BEGIN
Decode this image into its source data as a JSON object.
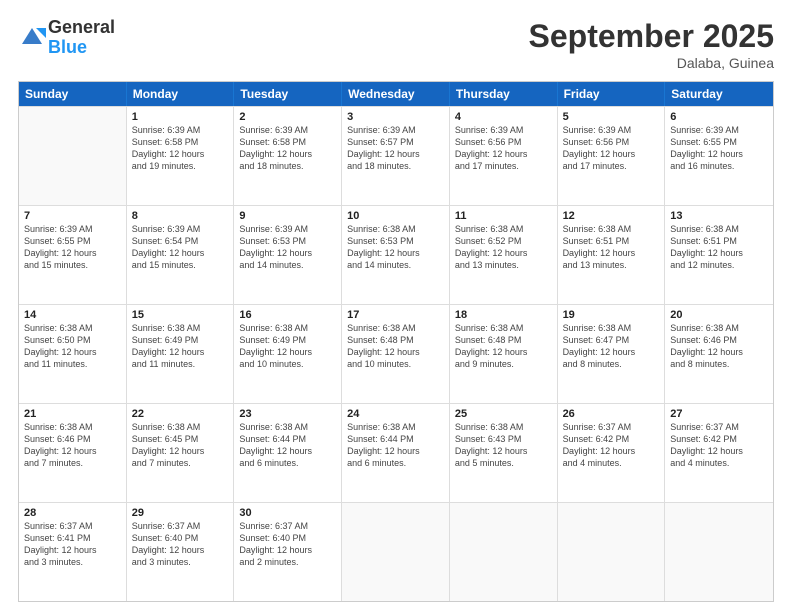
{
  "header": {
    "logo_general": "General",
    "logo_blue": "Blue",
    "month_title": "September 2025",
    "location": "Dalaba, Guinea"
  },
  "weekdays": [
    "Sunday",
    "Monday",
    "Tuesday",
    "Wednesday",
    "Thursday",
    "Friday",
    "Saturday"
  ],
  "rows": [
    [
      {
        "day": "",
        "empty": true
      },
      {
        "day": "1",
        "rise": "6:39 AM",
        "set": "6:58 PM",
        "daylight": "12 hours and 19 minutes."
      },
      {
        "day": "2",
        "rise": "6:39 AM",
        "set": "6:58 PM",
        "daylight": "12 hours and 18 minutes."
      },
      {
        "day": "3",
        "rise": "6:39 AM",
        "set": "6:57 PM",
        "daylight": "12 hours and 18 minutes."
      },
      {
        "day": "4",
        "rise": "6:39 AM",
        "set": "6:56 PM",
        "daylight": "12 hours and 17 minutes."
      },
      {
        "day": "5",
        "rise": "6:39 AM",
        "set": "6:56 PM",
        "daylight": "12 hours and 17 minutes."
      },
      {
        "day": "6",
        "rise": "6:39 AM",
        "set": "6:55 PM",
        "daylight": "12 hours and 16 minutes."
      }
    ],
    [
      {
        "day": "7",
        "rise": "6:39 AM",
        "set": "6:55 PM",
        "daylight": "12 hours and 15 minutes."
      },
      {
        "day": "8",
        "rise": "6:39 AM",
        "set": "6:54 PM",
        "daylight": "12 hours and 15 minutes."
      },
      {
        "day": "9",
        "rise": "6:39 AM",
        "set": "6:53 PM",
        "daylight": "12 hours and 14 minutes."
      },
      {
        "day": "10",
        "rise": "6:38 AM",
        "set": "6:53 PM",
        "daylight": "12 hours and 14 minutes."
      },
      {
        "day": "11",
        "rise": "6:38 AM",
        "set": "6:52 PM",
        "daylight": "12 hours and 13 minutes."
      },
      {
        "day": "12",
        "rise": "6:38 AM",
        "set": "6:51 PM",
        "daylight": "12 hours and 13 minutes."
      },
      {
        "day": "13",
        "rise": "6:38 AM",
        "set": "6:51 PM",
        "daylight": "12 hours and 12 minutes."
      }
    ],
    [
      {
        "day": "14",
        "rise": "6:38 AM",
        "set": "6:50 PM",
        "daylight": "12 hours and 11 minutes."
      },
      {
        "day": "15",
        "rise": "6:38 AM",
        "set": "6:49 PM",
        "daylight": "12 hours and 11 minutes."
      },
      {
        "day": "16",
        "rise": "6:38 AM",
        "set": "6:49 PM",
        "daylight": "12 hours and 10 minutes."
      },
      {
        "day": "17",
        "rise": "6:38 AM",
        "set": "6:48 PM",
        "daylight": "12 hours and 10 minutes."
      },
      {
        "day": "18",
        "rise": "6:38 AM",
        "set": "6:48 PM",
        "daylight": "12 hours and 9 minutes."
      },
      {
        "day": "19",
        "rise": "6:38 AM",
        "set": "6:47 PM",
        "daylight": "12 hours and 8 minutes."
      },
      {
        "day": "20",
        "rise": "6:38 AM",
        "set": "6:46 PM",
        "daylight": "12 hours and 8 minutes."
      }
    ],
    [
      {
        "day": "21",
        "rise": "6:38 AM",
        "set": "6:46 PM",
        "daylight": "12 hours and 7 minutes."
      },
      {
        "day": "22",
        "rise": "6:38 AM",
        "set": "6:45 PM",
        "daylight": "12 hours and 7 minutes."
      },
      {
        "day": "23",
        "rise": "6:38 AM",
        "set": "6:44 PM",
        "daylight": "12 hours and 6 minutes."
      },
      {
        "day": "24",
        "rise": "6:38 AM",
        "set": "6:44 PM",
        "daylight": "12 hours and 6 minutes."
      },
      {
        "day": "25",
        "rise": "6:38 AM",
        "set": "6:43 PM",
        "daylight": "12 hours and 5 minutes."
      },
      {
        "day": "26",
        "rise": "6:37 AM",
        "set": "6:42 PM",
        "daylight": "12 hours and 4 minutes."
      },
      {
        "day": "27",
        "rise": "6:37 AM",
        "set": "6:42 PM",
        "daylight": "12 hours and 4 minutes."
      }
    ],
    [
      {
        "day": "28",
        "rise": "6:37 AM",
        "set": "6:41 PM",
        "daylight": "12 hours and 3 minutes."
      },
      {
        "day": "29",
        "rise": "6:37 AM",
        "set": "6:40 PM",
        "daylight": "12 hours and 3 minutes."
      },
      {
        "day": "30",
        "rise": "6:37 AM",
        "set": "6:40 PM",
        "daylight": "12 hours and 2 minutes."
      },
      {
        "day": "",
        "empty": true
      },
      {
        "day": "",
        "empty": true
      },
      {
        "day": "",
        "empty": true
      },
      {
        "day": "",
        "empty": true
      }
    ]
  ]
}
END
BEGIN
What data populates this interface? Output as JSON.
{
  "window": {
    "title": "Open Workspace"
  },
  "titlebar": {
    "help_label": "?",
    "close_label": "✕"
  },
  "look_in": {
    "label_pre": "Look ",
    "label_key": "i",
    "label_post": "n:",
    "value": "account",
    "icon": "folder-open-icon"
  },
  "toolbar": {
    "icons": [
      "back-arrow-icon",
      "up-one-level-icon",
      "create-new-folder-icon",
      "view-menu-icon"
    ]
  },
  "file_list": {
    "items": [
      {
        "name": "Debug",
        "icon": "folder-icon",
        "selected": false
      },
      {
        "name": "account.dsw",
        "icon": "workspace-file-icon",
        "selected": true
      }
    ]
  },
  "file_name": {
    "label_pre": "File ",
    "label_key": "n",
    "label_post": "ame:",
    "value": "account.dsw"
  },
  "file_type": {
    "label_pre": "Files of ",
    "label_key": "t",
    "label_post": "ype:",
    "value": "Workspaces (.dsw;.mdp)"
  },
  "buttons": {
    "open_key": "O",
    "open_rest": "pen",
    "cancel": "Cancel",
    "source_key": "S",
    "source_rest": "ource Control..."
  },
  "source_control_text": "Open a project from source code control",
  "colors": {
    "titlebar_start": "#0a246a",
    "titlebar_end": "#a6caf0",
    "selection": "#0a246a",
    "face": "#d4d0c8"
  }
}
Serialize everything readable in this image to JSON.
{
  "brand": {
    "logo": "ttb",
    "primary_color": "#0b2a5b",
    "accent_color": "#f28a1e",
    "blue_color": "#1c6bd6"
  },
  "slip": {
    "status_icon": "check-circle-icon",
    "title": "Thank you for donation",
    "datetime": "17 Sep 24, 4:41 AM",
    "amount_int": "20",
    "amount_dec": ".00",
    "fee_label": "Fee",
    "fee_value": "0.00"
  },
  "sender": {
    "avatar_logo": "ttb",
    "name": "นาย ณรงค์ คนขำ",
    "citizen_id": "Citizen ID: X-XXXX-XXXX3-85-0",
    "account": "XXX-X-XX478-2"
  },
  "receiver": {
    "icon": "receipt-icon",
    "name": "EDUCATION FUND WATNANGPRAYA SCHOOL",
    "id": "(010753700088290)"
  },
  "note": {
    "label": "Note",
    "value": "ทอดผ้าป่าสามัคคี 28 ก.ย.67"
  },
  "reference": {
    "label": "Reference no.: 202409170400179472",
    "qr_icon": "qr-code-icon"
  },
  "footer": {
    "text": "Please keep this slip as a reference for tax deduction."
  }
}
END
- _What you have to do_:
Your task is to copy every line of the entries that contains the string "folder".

- _Problem solution_:
    "icon": "folder-open-icon"
      "create-new-folder-icon",
        "icon": "folder-icon",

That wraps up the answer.